At last count, some 22 persons have been arrested in anti-South Africa demonstrations here, hundreds of others have volunteered for the pokey and there is talk of a revival of the old civil rights movement -- both its energy and its purpose. With all due respect, I would like to rain on that parade.
The respect comes from the nature of the commitment -- arrest and jail -- and the righteousness of the cause. Those who volunteer for arrest are, after all, protesting the policies of a country where racial segregation is maintained by both custom and force and where, specifically, black labor leaders are being held incommunicado. More power to them.
And they are protesting, also, the nice-nice policies of the Reagan administration toward South Africa. It is called "constructive engagement." What it comes down to is "constructive silence," a term as much an oxymoron as the policy itself. The administration claims that under this policy South Africa has moderated its racism, but the evidence for that is as lacking as the administration's moral indignation in the face of racism. Sometimes you just have to yell bloody murder.
But having said all that, there is something else to add, and it has to do with symbolism and reality. Sometimes, as the Reagan reelection campaign proved, the former has little to do with the latter. With balloons and marching bands, the president proclaimed a new morning in America, but neglected to mention what precisely that was or whether it had anything to do with the deficit. No matter. In 49 states, it was enough.
Now, in a similar way, the old civil rights leadership is reverting to symbolism. The demonstrations, after all, are almost entirely that. They are patterned after those held throughout the South during the civil rights era and their target -- raw racism -- is the same. It almost doesn't matter that this time there are no police dogs, no cattle prods, no fire hoses and no tobacco-chewing racist sheriffs to deal with. What matters is that once again the enemy is raw racism.

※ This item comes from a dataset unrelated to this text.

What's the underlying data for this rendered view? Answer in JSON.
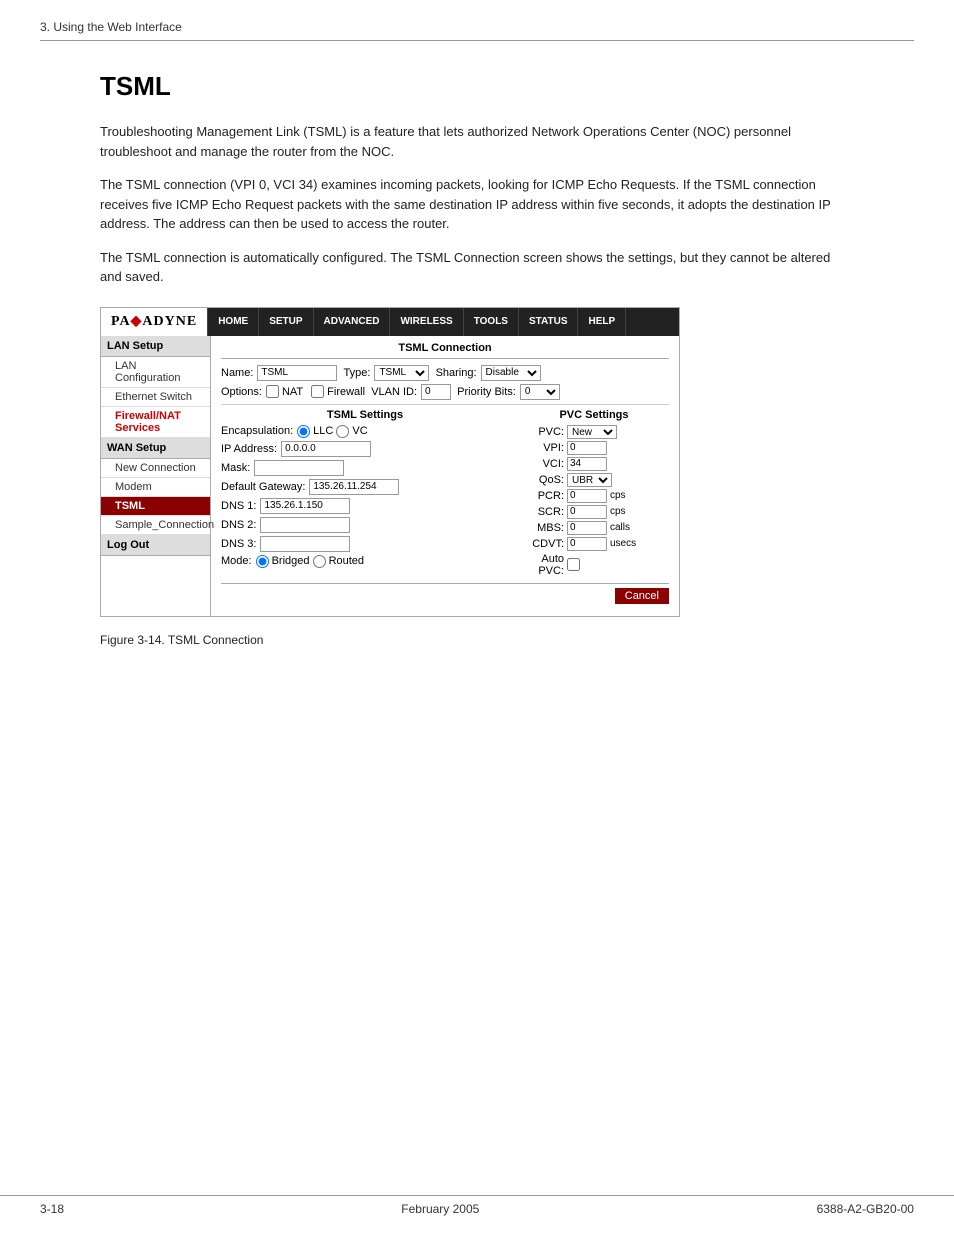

But the problem for black America is not any more the racism of the Old South or its equivalent in South Africa. The problem, instead, is economic and social -- poverty and its accompanying social disintegration. In fact, the so-called civil rights revolution has come and gone, and poverty has persisted, if not deepened. It turned out that it was easier to desegregate the Old South than to deal with the social and economic problems of a single block in an urban ghetto. No symbolic arrests will change that.
The plight of the old civil rights leadership is the plight of American progressivism in general: What do you do next? How do you turn the corner from racial equality to economic and social equality? Lyndon Johnson and his era of Democrats tried the Great Society and its programs, and now, many billions of dollars later, there are books saying it was all a waste of money. Politicians who talk of the poor and propose social programs are derided as old-fashioned, tagged with the label "New Deal Democrat" and dismissed to play pinochle with the ghost of Manny Celler. Haven't you heard? There's a new morning in America.
But the morning sun comes up over Harlem. It comes up over Watts and the South Bronx, the inner-city of Washington. It rises over a black unemployment rate that's just plain staggering, over social problems -- broken homes, unmarried mothers, drug addiction -- that are a national disgrace. As the black leadership knows, demonstrations and civil disobedience are not the remedy. For the moment, at least, there is no remedy.
It's good that the Reagan administration is being challenged on South Africa. I good that South Africa itself is being challenged because its policies are ugly. But all of that is like one of the president's balloon extravaganzas -- symbolism. It has little to do with the plight of black America, and it will have little effect even on South Africa. The real challenge remains what it has been for decades -- poverty.
You cannot blame the black leadership for returning even just symbolically to the old civil rights days. They're moving backward, but it's only because they can't move forward.